Mediterranean potato salad

World thyme

The origins of thyme stem back to ancient southern Europe and the Mediterranean. Today, thyme is grown in herb gardens throughout the world. Thyme is still widely used in central Europe, second only to mint in England. It is also popular in the Creole cuisine of the United States. Extending south, thyme is common in Central American cuisine with jerk seasoning being its most famous use in this region. Best just prior to flowering, thyme has a strong piquant or lemony flavor that enhances a variety of dishes, especially meats, fish, and poultry. And of course potatoes.

Mediterranean potato salad
with thyme vinaigrette
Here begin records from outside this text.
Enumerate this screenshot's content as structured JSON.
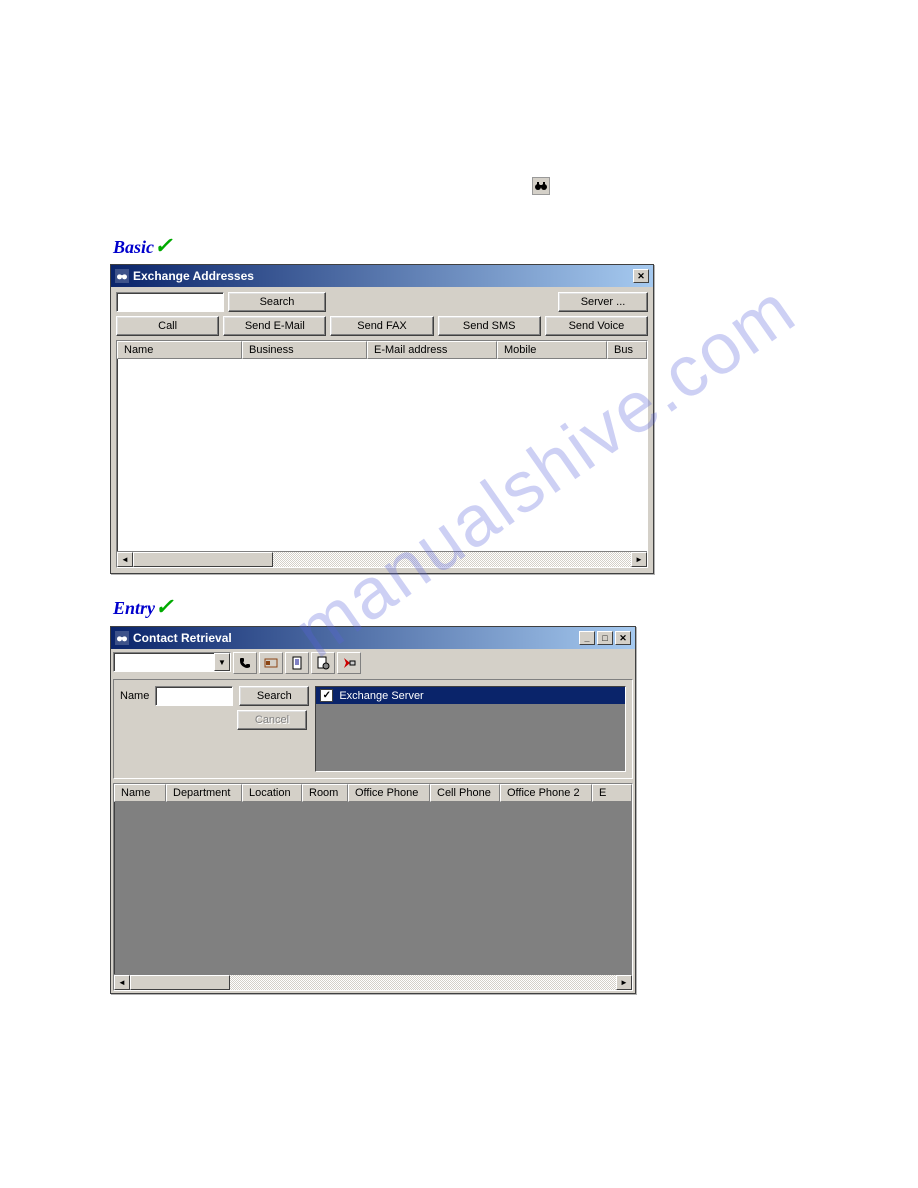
{
  "standalone_icon": "binoculars-icon",
  "badges": {
    "basic": "Basic",
    "entry": "Entry"
  },
  "window1": {
    "title": "Exchange Addresses",
    "search_button": "Search",
    "server_button": "Server ...",
    "action_buttons": {
      "call": "Call",
      "email": "Send E-Mail",
      "fax": "Send FAX",
      "sms": "Send SMS",
      "voice": "Send Voice"
    },
    "columns": [
      "Name",
      "Business",
      "E-Mail address",
      "Mobile",
      "Bus"
    ]
  },
  "window2": {
    "title": "Contact Retrieval",
    "name_label": "Name",
    "search_button": "Search",
    "cancel_button": "Cancel",
    "source_item": "Exchange Server",
    "columns": [
      "Name",
      "Department",
      "Location",
      "Room",
      "Office Phone",
      "Cell Phone",
      "Office Phone 2",
      "E"
    ]
  }
}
Ingredients (6 servings)
2 tablespoons white wine vinegar
1/2 teaspoon salt
1 tablespoon fresh thyme leaves
1/3 cup DHC Núñez de Prado Extra Virgin Olive Oil
1-1/2 pounds small Yukon gold potatoes*
1/2 cup sliced green onions
2/3 cup coarsely chopped Kalamata olives, pitted
3 tablespoons chopped sundried tomatoes, packed in oil, drained
3 tablespoons chopped Italian (flat leaf) parsley
Salt and freshly ground black pepper, to taste
1/4 teaspoon crushed red pepper (optional)

1. Mix vinegar,1/2 teaspoon salt,and thyme; whisk in olive oil; reserve.
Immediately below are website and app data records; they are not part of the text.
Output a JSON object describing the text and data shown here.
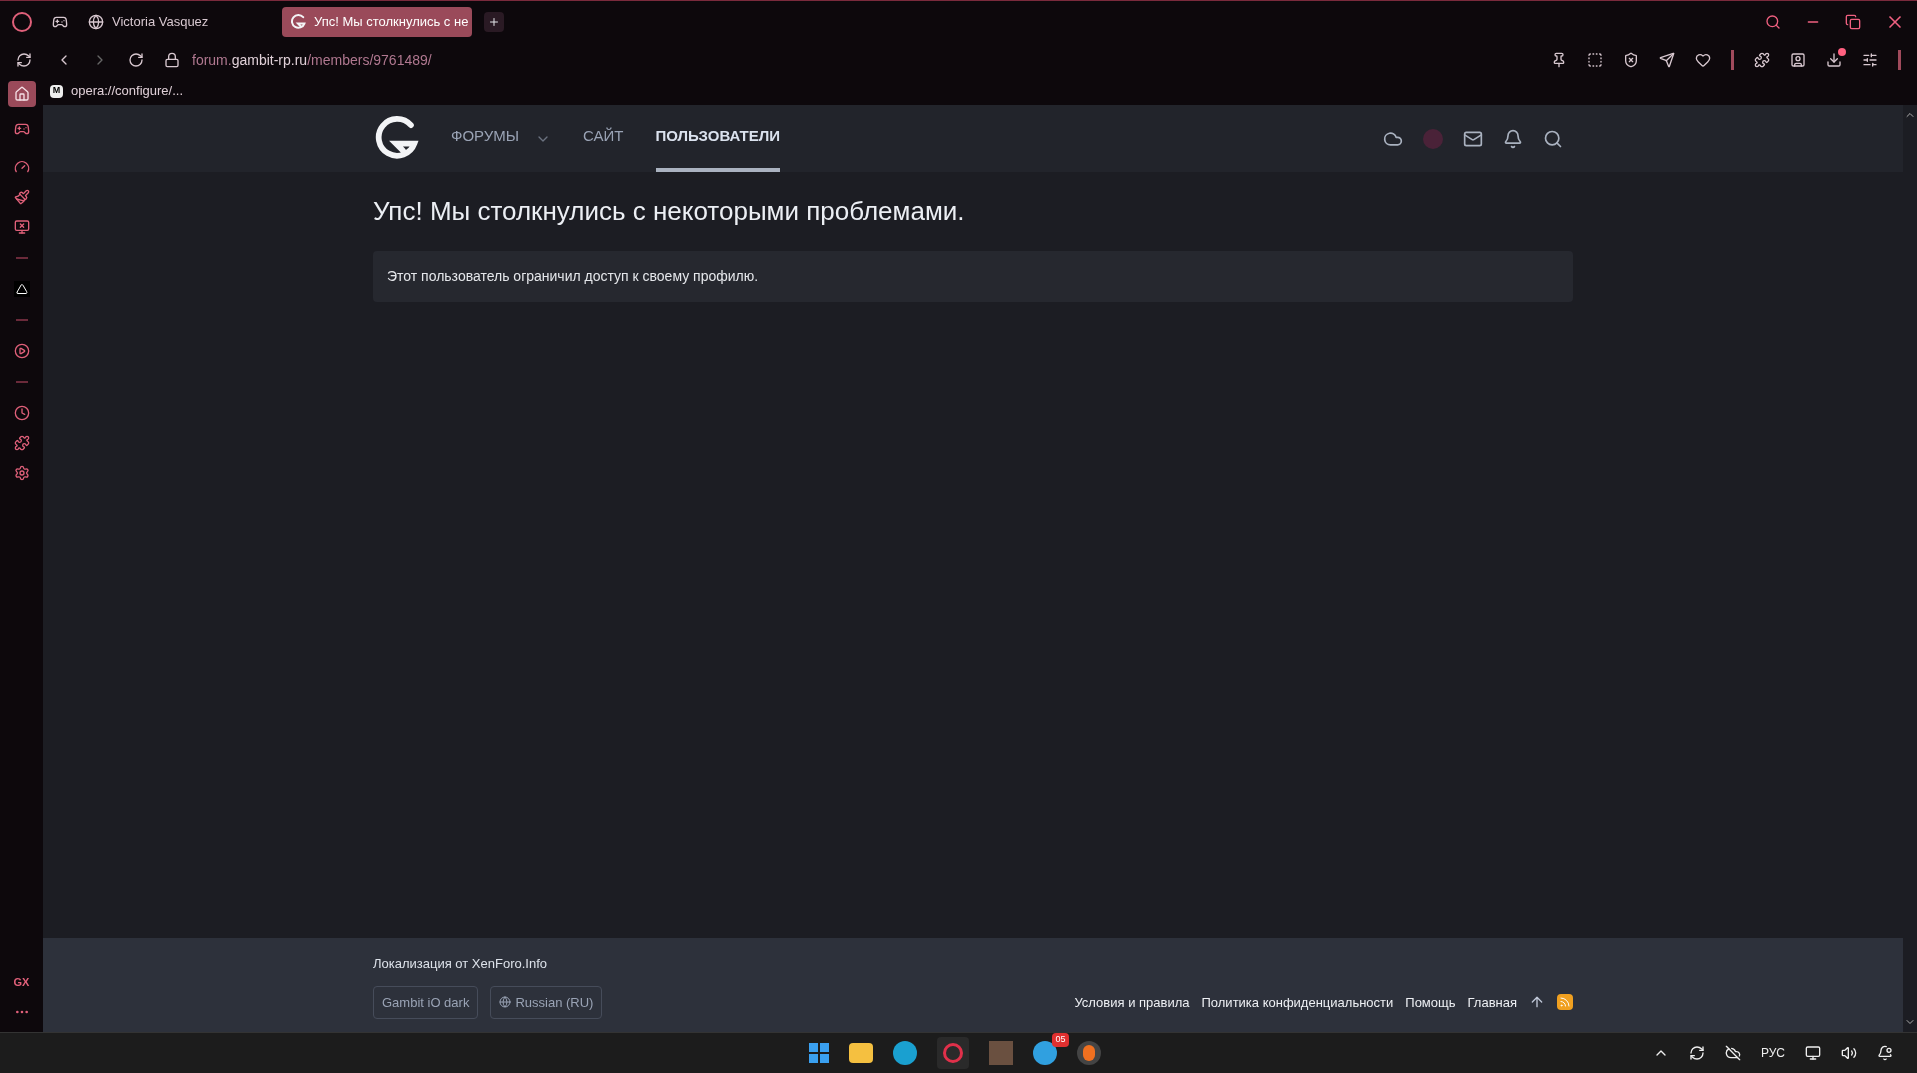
{
  "browser": {
    "tabs": [
      {
        "label": "Victoria Vasquez",
        "selected": false
      },
      {
        "label": "Упс! Мы столкнулись с не",
        "selected": true
      }
    ],
    "url": {
      "subdomain": "forum.",
      "domain": "gambit-rp.ru",
      "path": "/members/9761489/"
    },
    "bookmark": {
      "badge": "M",
      "label": "opera://configure/..."
    },
    "sidebar_footer": "GX"
  },
  "site": {
    "nav": [
      {
        "label": "ФОРУМЫ",
        "selected": false,
        "dropdown": true
      },
      {
        "label": "САЙТ",
        "selected": false,
        "dropdown": false
      },
      {
        "label": "ПОЛЬЗОВАТЕЛИ",
        "selected": true,
        "dropdown": false
      }
    ],
    "title": "Упс! Мы столкнулись с некоторыми проблемами.",
    "message": "Этот пользователь ограничил доступ к своему профилю.",
    "footer": {
      "credit": "Локализация от XenForo.Info",
      "style_button": "Gambit iO dark",
      "language_button": "Russian (RU)",
      "links": [
        "Условия и правила",
        "Политика конфиденциальности",
        "Помощь",
        "Главная"
      ]
    }
  },
  "taskbar": {
    "telegram_badge": "05",
    "language": "РУС"
  }
}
2. Quarter potatoes into bite-sized pieces.

3. In a saucepan cover potatoes with water 1 inch over vegetables. Bring to a boil. Cook until just fork tender, about 3 minutes; drain.

4. Fold vinaigrette into warm potatoes; cool.

5. Add remaining ingredients and stir to combine. Season with salt and pepper, to taste.

6. Chill salad in refrigerator, tightly covered, for 1–2 hours to marry flavors. Serve at room temperature.

Mediterranean potato salad


Always cut potatoes before cooking them to reduce cooking time and produce clean, sharp edges.

Mediterranean potato salad

To prevent sprouting and to keep fresh, store potatoes at room temperature in a ventilated container (such as a basket) in a dark cupboard.

*You can use many different varieties of small potatoes in this salad, including new potatoes, red potatoes, and purple potatoes.